RECORDS SHOWN:
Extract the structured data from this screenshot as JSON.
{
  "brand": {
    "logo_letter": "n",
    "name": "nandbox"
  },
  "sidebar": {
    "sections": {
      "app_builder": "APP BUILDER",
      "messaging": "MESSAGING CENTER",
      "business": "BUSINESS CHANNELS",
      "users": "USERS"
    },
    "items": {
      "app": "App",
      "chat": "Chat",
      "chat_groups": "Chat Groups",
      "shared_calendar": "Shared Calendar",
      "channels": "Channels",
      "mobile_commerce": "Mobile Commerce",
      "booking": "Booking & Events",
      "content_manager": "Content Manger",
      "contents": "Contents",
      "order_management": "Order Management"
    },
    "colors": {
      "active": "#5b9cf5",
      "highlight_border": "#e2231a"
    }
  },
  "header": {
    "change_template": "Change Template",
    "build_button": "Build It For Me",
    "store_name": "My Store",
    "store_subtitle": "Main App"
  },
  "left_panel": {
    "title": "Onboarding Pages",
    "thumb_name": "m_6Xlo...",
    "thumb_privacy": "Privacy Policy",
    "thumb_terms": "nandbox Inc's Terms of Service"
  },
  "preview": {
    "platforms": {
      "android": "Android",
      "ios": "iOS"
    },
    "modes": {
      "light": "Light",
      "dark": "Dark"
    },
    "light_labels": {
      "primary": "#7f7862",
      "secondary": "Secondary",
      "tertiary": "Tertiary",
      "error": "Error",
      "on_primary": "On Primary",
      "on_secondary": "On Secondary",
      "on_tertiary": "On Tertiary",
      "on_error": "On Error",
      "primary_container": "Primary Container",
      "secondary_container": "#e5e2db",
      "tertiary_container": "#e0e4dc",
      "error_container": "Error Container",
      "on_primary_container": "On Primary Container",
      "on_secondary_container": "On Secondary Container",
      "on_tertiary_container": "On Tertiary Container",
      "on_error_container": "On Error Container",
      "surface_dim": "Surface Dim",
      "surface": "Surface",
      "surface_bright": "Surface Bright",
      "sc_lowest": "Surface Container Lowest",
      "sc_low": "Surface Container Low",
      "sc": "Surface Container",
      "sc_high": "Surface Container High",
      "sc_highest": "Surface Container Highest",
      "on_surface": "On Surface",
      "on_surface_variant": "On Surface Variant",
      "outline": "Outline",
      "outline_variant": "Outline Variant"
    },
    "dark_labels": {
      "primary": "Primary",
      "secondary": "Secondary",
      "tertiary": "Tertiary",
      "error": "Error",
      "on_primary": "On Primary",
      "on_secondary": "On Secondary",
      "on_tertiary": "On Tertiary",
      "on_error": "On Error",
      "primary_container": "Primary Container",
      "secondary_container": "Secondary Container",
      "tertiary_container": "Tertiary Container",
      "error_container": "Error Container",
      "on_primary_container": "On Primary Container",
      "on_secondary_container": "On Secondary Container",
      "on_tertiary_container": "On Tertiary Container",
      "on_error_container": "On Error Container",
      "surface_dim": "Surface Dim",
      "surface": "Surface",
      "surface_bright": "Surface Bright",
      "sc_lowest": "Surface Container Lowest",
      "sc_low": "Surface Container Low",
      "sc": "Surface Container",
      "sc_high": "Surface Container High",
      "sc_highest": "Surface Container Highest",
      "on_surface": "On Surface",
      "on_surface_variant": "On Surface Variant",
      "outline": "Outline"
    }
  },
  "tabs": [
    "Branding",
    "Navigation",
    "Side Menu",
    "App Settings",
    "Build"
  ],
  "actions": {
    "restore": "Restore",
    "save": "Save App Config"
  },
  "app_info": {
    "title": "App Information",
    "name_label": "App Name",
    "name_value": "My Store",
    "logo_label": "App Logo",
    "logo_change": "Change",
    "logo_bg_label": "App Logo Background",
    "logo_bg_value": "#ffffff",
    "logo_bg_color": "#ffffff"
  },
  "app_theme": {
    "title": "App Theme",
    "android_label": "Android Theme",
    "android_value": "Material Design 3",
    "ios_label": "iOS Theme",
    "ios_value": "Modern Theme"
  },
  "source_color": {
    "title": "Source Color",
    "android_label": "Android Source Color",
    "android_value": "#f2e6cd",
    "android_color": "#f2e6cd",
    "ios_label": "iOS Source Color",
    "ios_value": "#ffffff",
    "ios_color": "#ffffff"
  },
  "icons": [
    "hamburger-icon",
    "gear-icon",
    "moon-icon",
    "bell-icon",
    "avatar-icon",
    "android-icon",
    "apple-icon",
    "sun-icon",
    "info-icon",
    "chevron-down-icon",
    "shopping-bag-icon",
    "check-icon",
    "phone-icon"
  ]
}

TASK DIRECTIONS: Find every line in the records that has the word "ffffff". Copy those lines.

SOLUTION FOR THIS PROBLEM:
    "logo_bg_value": "#ffffff",
    "logo_bg_color": "#ffffff"
    "ios_value": "#ffffff",
    "ios_color": "#ffffff"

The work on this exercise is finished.